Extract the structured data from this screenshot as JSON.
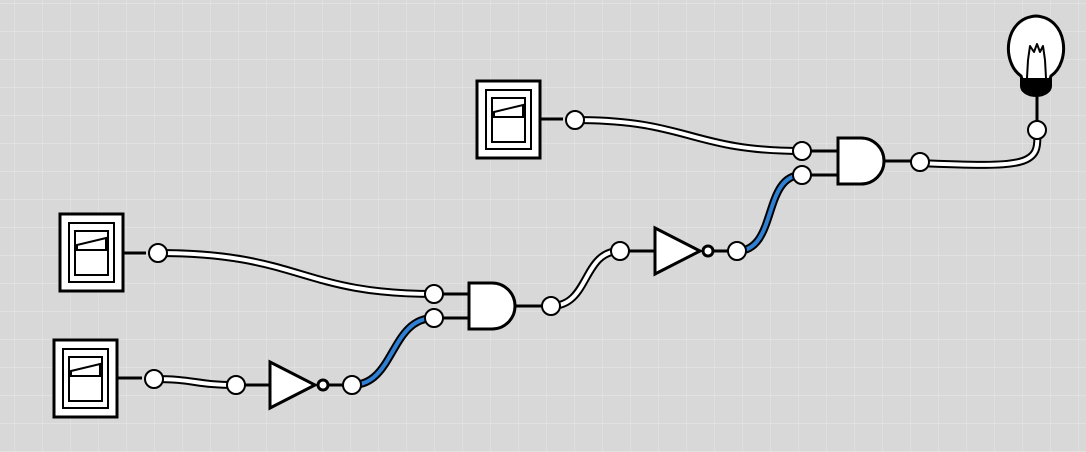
{
  "colors": {
    "background": "#d8d8d8",
    "grid": "#e6e6e6",
    "stroke": "#000000",
    "wire_off": "#ffffff",
    "wire_on": "#2f7fd2",
    "bulb_glass": "#ffffff",
    "bulb_base": "#000000"
  },
  "components": {
    "switches": [
      {
        "id": "switch-top",
        "icon": "toggle-switch-icon",
        "state": "off"
      },
      {
        "id": "switch-middle",
        "icon": "toggle-switch-icon",
        "state": "off"
      },
      {
        "id": "switch-bottom",
        "icon": "toggle-switch-icon",
        "state": "off"
      }
    ],
    "not_gates": [
      {
        "id": "not-gate-lower",
        "icon": "not-gate-icon"
      },
      {
        "id": "not-gate-upper",
        "icon": "not-gate-icon"
      }
    ],
    "and_gates": [
      {
        "id": "and-gate-lower",
        "icon": "and-gate-icon"
      },
      {
        "id": "and-gate-upper",
        "icon": "and-gate-icon"
      }
    ],
    "output": {
      "id": "light-bulb",
      "icon": "light-bulb-icon",
      "state": "off"
    }
  },
  "wires": [
    {
      "id": "wire-switch-top-to-and-upper",
      "state": "off"
    },
    {
      "id": "wire-switch-middle-to-and-lower",
      "state": "off"
    },
    {
      "id": "wire-switch-bottom-to-not-lower",
      "state": "off"
    },
    {
      "id": "wire-not-lower-to-and-lower",
      "state": "on"
    },
    {
      "id": "wire-and-lower-to-not-upper",
      "state": "off"
    },
    {
      "id": "wire-not-upper-to-and-upper",
      "state": "on"
    },
    {
      "id": "wire-and-upper-to-bulb",
      "state": "off"
    }
  ]
}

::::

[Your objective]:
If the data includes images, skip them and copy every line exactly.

[Exercise answer]:
Extract the structured data from this screenshot as JSON.
{
  "colors": {
    "background": "#d8d8d8",
    "grid": "#e6e6e6",
    "stroke": "#000000",
    "wire_off": "#ffffff",
    "wire_on": "#2f7fd2",
    "bulb_glass": "#ffffff",
    "bulb_base": "#000000"
  },
  "components": {
    "switches": [
      {
        "id": "switch-top",
        "icon": "toggle-switch-icon",
        "state": "off"
      },
      {
        "id": "switch-middle",
        "icon": "toggle-switch-icon",
        "state": "off"
      },
      {
        "id": "switch-bottom",
        "icon": "toggle-switch-icon",
        "state": "off"
      }
    ],
    "not_gates": [
      {
        "id": "not-gate-lower",
        "icon": "not-gate-icon"
      },
      {
        "id": "not-gate-upper",
        "icon": "not-gate-icon"
      }
    ],
    "and_gates": [
      {
        "id": "and-gate-lower",
        "icon": "and-gate-icon"
      },
      {
        "id": "and-gate-upper",
        "icon": "and-gate-icon"
      }
    ],
    "output": {
      "id": "light-bulb",
      "icon": "light-bulb-icon",
      "state": "off"
    }
  },
  "wires": [
    {
      "id": "wire-switch-top-to-and-upper",
      "state": "off"
    },
    {
      "id": "wire-switch-middle-to-and-lower",
      "state": "off"
    },
    {
      "id": "wire-switch-bottom-to-not-lower",
      "state": "off"
    },
    {
      "id": "wire-not-lower-to-and-lower",
      "state": "on"
    },
    {
      "id": "wire-and-lower-to-not-upper",
      "state": "off"
    },
    {
      "id": "wire-not-upper-to-and-upper",
      "state": "on"
    },
    {
      "id": "wire-and-upper-to-bulb",
      "state": "off"
    }
  ]
}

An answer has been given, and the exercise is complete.